SUPPLIED RECORDS: Begin

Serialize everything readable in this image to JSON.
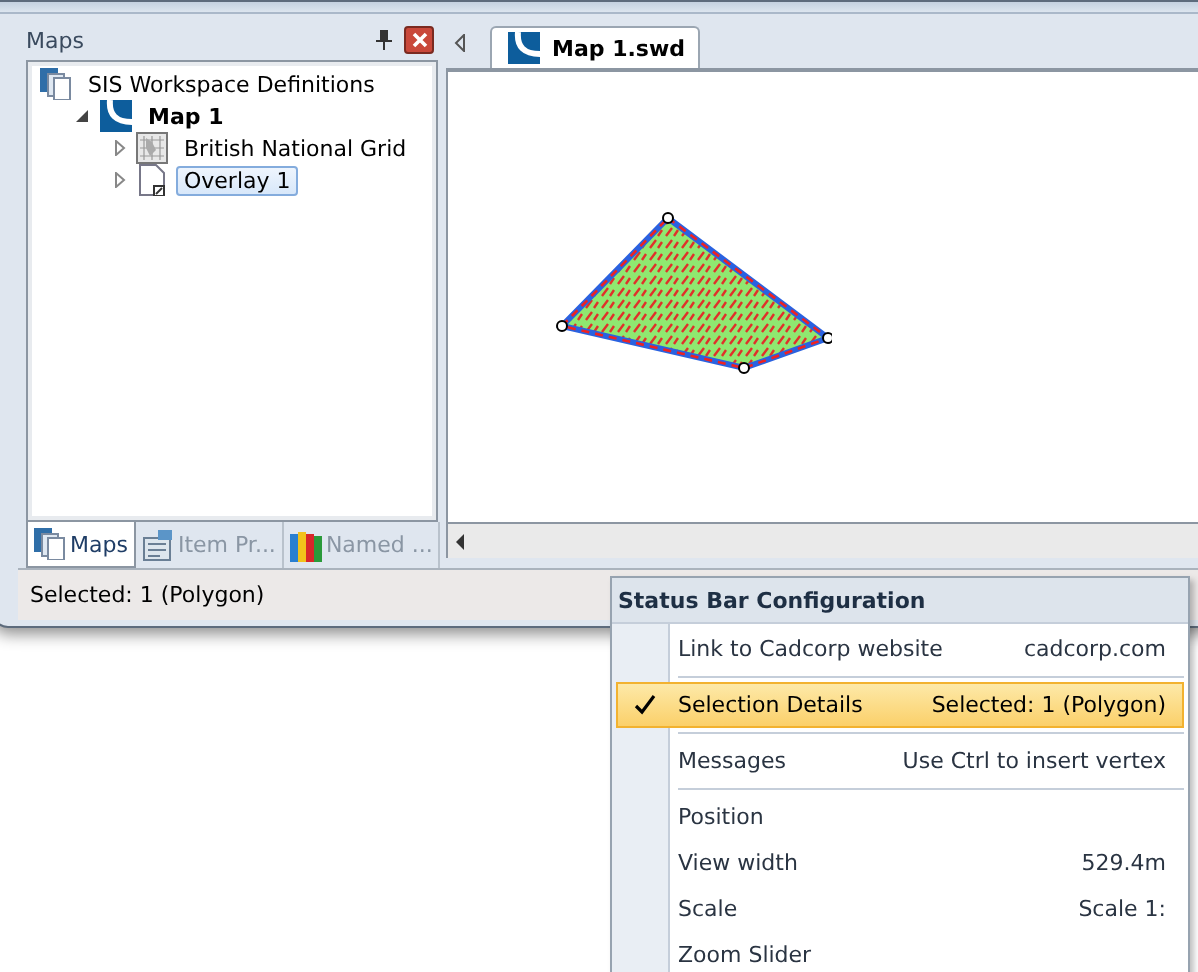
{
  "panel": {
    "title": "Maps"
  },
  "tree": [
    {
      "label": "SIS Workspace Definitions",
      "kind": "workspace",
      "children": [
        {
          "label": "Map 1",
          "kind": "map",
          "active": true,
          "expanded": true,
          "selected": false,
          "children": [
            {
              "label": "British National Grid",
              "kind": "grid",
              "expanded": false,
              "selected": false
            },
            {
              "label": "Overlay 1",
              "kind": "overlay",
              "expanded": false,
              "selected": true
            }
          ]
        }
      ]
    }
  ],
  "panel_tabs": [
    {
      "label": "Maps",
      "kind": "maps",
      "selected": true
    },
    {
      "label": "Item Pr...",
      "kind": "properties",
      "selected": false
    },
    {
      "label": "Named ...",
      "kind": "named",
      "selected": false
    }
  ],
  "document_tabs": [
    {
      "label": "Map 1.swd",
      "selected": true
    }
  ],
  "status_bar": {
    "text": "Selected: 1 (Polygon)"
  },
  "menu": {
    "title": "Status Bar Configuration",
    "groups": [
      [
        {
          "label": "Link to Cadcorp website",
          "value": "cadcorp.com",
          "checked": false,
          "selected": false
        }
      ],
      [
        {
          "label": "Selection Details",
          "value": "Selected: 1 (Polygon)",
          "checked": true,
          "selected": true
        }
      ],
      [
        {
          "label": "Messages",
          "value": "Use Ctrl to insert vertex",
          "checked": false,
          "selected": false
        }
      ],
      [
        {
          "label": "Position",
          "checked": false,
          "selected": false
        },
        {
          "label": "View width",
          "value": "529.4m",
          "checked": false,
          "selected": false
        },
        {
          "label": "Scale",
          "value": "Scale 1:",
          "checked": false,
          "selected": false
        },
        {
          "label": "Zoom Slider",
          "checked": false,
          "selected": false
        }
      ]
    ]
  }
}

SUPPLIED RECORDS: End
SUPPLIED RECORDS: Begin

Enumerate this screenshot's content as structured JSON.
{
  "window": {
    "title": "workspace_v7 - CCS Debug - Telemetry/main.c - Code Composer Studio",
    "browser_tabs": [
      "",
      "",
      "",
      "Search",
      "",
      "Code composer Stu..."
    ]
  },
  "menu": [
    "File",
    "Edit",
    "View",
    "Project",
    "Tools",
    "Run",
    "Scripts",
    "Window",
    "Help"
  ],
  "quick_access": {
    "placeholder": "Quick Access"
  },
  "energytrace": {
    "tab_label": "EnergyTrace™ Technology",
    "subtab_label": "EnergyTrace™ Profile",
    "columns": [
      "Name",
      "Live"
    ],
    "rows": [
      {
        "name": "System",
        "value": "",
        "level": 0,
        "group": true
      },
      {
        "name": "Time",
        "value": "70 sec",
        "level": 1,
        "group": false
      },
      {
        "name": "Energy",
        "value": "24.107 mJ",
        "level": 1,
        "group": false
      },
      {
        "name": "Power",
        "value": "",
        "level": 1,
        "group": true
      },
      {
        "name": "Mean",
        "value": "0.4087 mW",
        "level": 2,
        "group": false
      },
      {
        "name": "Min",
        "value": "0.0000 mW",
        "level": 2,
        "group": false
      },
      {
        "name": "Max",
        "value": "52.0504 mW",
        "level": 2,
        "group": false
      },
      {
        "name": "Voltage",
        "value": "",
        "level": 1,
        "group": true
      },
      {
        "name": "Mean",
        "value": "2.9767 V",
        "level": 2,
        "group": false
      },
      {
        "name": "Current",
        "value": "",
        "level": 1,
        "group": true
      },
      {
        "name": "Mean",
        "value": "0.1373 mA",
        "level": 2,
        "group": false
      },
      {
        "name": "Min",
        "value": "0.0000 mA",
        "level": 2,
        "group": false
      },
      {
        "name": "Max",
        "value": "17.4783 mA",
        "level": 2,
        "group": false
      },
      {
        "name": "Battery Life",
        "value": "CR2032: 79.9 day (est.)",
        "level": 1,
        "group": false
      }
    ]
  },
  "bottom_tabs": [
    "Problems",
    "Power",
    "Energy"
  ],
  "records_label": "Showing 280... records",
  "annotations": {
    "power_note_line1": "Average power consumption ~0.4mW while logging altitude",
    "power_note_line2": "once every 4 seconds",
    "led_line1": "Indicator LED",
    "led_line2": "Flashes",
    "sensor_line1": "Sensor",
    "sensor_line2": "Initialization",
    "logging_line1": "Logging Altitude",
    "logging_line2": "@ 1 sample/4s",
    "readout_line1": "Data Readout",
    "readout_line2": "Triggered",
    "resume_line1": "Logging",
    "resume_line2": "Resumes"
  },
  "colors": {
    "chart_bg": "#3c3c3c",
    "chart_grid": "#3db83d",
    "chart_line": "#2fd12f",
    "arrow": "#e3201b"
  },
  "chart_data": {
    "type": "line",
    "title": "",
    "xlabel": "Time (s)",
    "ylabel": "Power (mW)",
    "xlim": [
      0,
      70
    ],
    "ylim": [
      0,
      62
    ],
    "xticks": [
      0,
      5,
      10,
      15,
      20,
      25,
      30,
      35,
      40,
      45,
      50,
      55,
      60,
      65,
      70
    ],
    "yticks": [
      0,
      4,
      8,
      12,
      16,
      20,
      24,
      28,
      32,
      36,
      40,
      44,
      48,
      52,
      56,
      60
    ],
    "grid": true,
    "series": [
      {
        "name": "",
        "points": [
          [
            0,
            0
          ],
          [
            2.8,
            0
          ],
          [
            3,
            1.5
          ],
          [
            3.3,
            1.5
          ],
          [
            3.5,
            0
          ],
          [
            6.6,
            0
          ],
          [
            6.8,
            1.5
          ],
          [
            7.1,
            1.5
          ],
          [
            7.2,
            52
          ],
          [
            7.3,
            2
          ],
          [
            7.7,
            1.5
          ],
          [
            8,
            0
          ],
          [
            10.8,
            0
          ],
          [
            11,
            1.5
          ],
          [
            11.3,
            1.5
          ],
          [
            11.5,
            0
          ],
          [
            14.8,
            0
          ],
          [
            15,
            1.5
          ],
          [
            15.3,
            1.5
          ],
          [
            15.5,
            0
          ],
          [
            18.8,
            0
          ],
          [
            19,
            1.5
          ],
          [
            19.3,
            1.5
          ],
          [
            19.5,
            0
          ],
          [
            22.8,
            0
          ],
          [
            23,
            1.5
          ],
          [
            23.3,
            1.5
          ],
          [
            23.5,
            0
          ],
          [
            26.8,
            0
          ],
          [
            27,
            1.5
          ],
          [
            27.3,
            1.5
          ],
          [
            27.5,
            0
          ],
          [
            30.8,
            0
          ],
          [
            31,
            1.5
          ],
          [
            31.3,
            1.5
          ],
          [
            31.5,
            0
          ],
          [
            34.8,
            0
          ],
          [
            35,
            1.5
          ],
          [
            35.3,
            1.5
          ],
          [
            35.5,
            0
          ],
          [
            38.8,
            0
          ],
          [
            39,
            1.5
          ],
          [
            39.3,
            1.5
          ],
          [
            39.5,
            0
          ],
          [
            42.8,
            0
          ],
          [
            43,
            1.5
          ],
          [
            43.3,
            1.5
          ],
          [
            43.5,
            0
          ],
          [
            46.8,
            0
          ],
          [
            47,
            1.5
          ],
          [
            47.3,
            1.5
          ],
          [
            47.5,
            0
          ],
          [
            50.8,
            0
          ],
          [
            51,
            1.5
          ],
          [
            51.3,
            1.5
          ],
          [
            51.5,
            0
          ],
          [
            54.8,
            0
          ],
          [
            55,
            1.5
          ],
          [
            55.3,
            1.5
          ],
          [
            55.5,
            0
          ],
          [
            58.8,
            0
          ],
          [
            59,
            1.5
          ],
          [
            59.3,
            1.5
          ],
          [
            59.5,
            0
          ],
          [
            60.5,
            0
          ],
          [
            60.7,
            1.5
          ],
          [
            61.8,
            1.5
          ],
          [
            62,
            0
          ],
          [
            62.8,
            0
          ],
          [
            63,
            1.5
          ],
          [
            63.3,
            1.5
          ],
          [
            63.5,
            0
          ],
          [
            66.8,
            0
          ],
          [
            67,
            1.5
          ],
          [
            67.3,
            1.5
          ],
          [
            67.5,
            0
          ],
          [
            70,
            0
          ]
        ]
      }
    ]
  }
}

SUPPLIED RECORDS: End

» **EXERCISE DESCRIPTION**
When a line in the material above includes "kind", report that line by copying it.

» **EXERCISE ANSWER**
      "kind": "workspace",
          "kind": "map",
              "kind": "grid",
              "kind": "overlay",
      "kind": "maps",
      "kind": "properties",
      "kind": "named",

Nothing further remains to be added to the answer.